Task inputs Start Marker

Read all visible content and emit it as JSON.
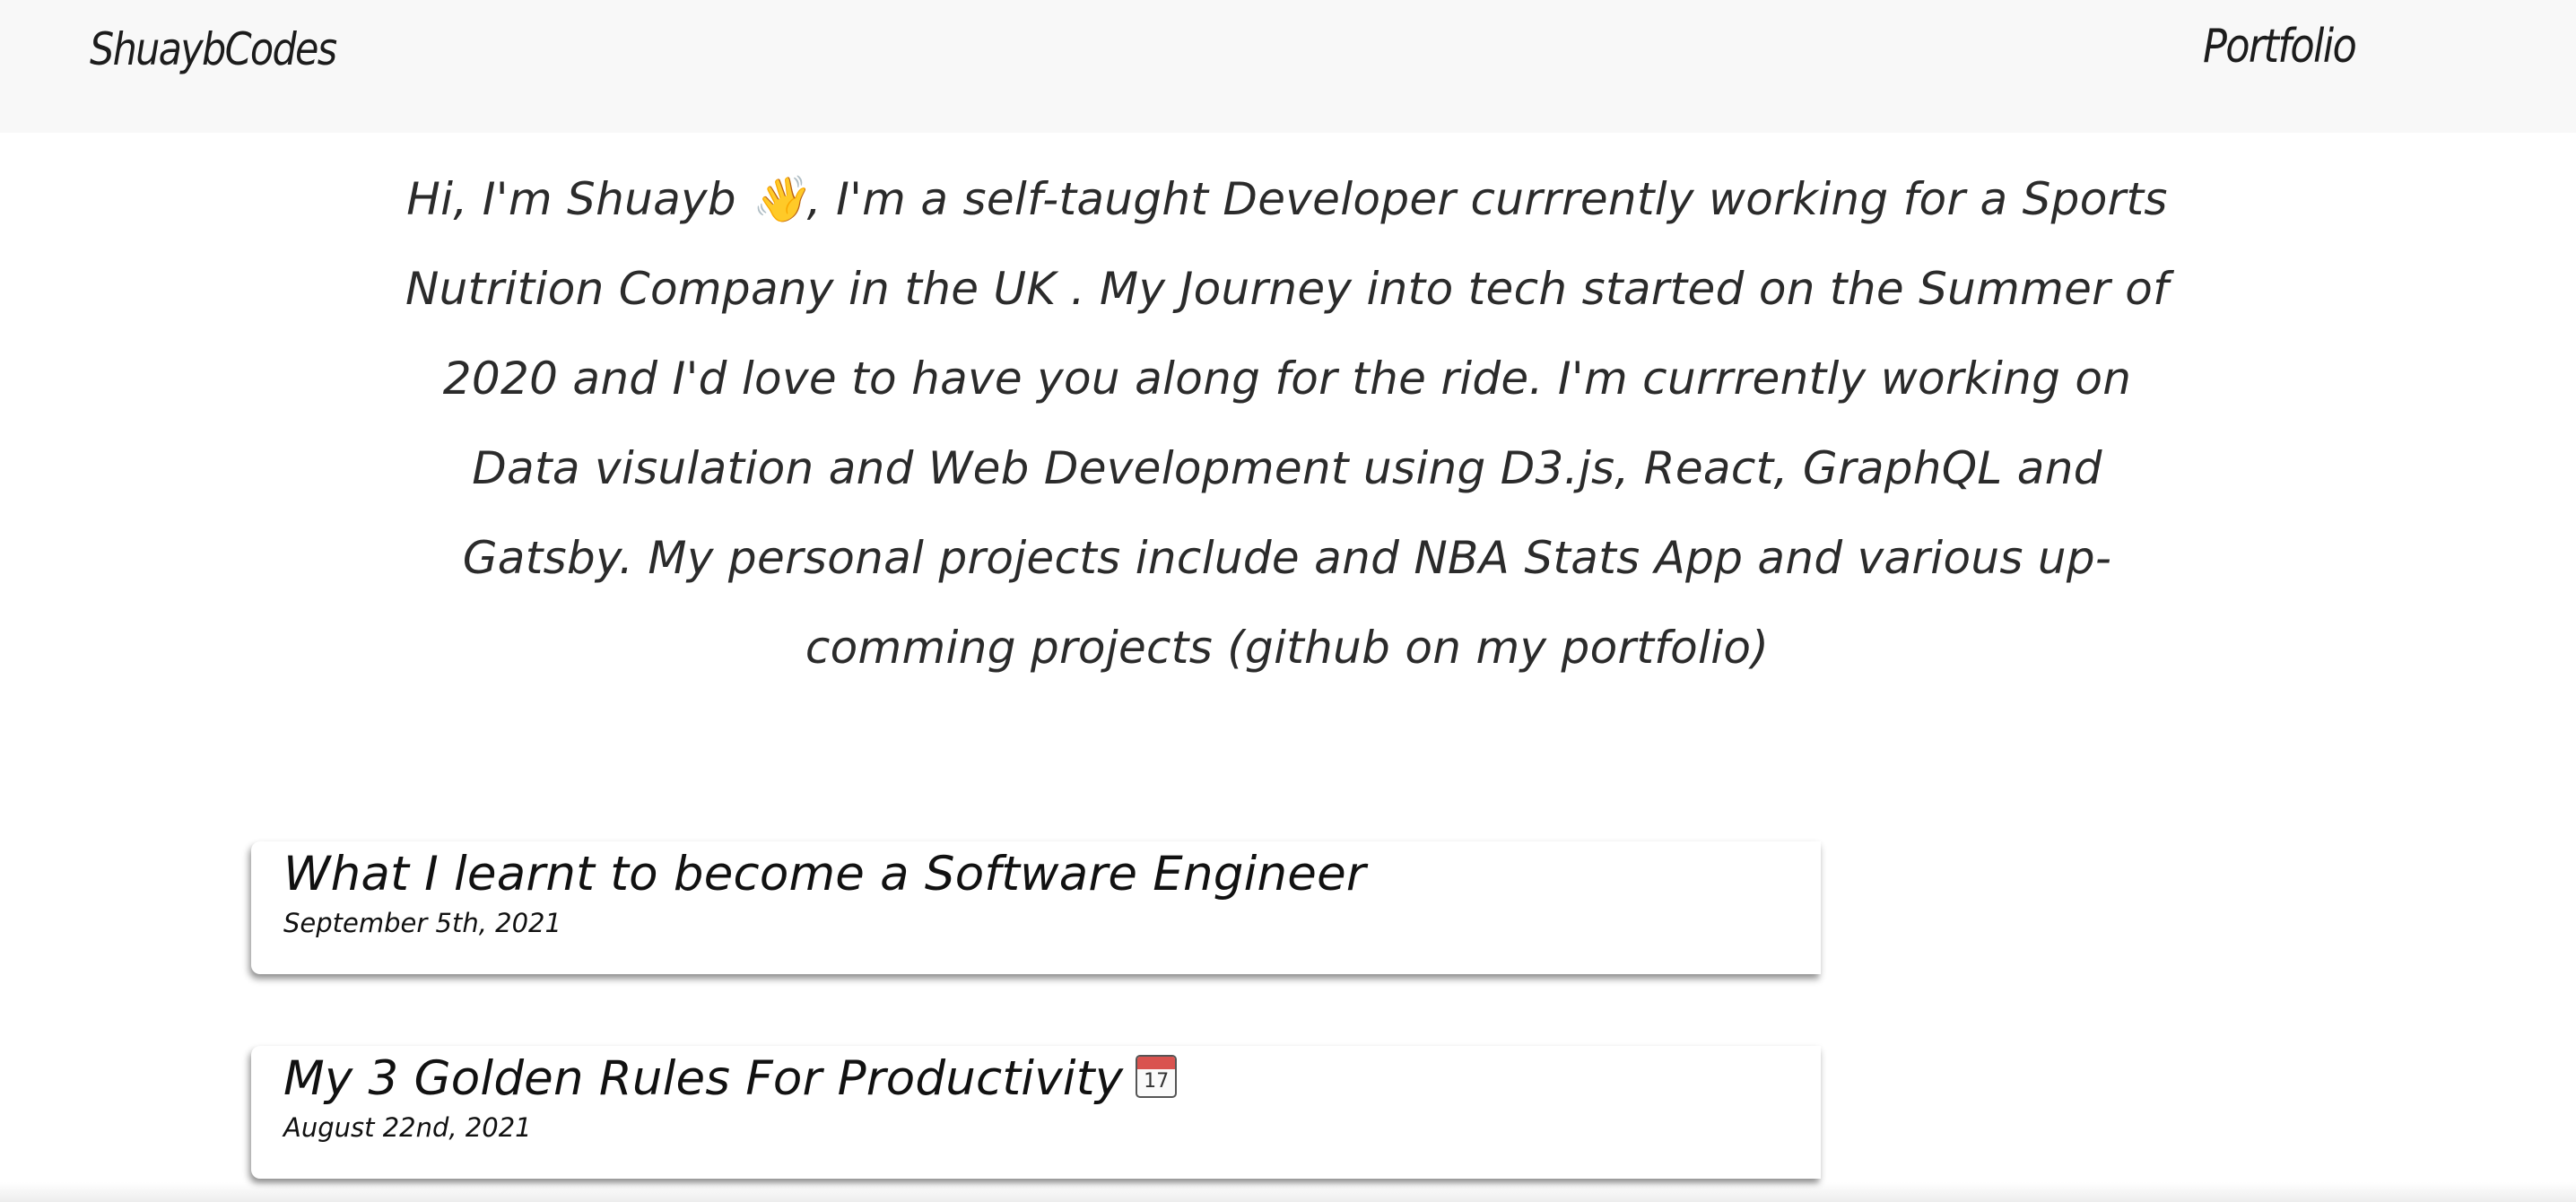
{
  "header": {
    "brand": "ShuaybCodes",
    "nav_link": "Portfolio"
  },
  "intro": {
    "text": "Hi, I'm Shuayb 👋, I'm a self-taught Developer currrently working for a Sports Nutrition Company in the UK . My Journey into tech started on the Summer of 2020 and I'd love to have you along for the ride. I'm currrently working on Data visulation and Web Development using D3.js, React, GraphQL and Gatsby. My personal projects include and NBA Stats App and various up-comming projects (github on my portfolio)"
  },
  "posts": [
    {
      "title": "What I learnt to become a Software Engineer",
      "date": "September 5th, 2021"
    },
    {
      "title": "My 3 Golden Rules For Productivity",
      "icon": "calendar-icon",
      "icon_text": "17",
      "date": "August 22nd, 2021"
    }
  ],
  "colors": {
    "header_background": "#f8f8f8",
    "text": "#222222",
    "card_background": "#ffffff"
  }
}
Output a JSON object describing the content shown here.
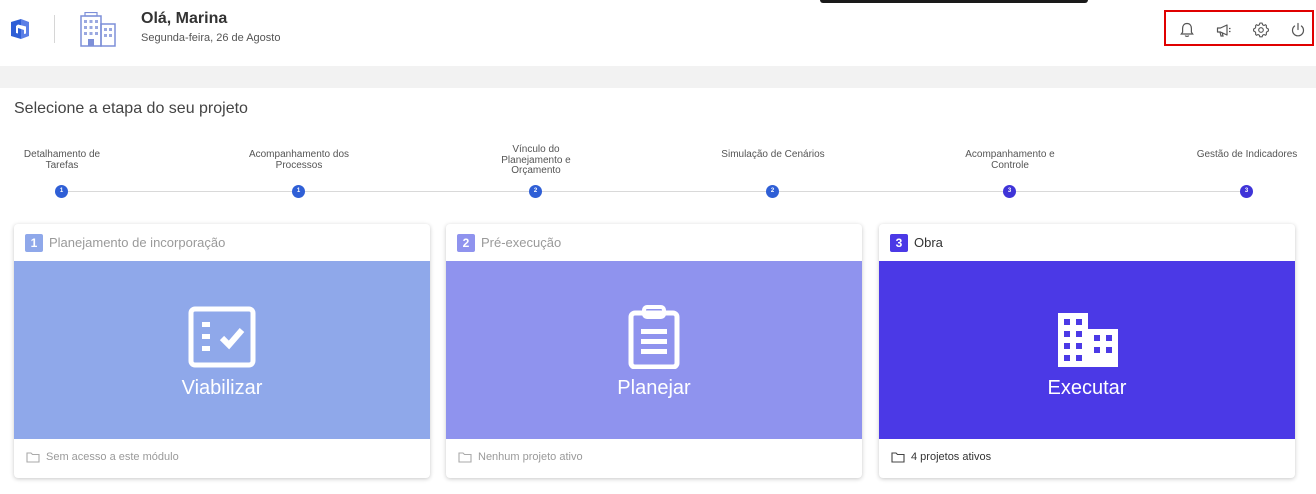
{
  "header": {
    "greeting": "Olá, Marina",
    "date": "Segunda-feira, 26 de Agosto",
    "icons": [
      "bell-icon",
      "megaphone-icon",
      "gear-icon",
      "power-icon"
    ]
  },
  "page": {
    "title": "Selecione a etapa do seu projeto"
  },
  "stepper": {
    "steps": [
      {
        "label": "Detalhamento de Tarefas",
        "number": "1"
      },
      {
        "label": "Acompanhamento dos Processos",
        "number": "1"
      },
      {
        "label": "Vínculo do Planejamento e Orçamento",
        "number": "2"
      },
      {
        "label": "Simulação de Cenários",
        "number": "2"
      },
      {
        "label": "Acompanhamento e Controle",
        "number": "3"
      },
      {
        "label": "Gestão de Indicadores",
        "number": "3"
      }
    ]
  },
  "cards": [
    {
      "number": "1",
      "title": "Planejamento de incorporação",
      "action": "Viabilizar",
      "status": "Sem acesso a este módulo",
      "color": "#8fa8ea",
      "icon": "checklist-icon"
    },
    {
      "number": "2",
      "title": "Pré-execução",
      "action": "Planejar",
      "status": "Nenhum projeto ativo",
      "color": "#8f93ee",
      "icon": "clipboard-icon"
    },
    {
      "number": "3",
      "title": "Obra",
      "action": "Executar",
      "status": "4 projetos ativos",
      "color": "#4b39e6",
      "icon": "building-icon"
    }
  ],
  "colors": {
    "primary": "#4b39e6",
    "step_dot": "#2f5fd6",
    "highlight_border": "#e00000"
  }
}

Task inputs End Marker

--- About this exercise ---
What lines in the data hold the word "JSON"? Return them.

--- Completed task ---
Read all visible content and emit it as JSON.
Output a JSON object describing the content shown here.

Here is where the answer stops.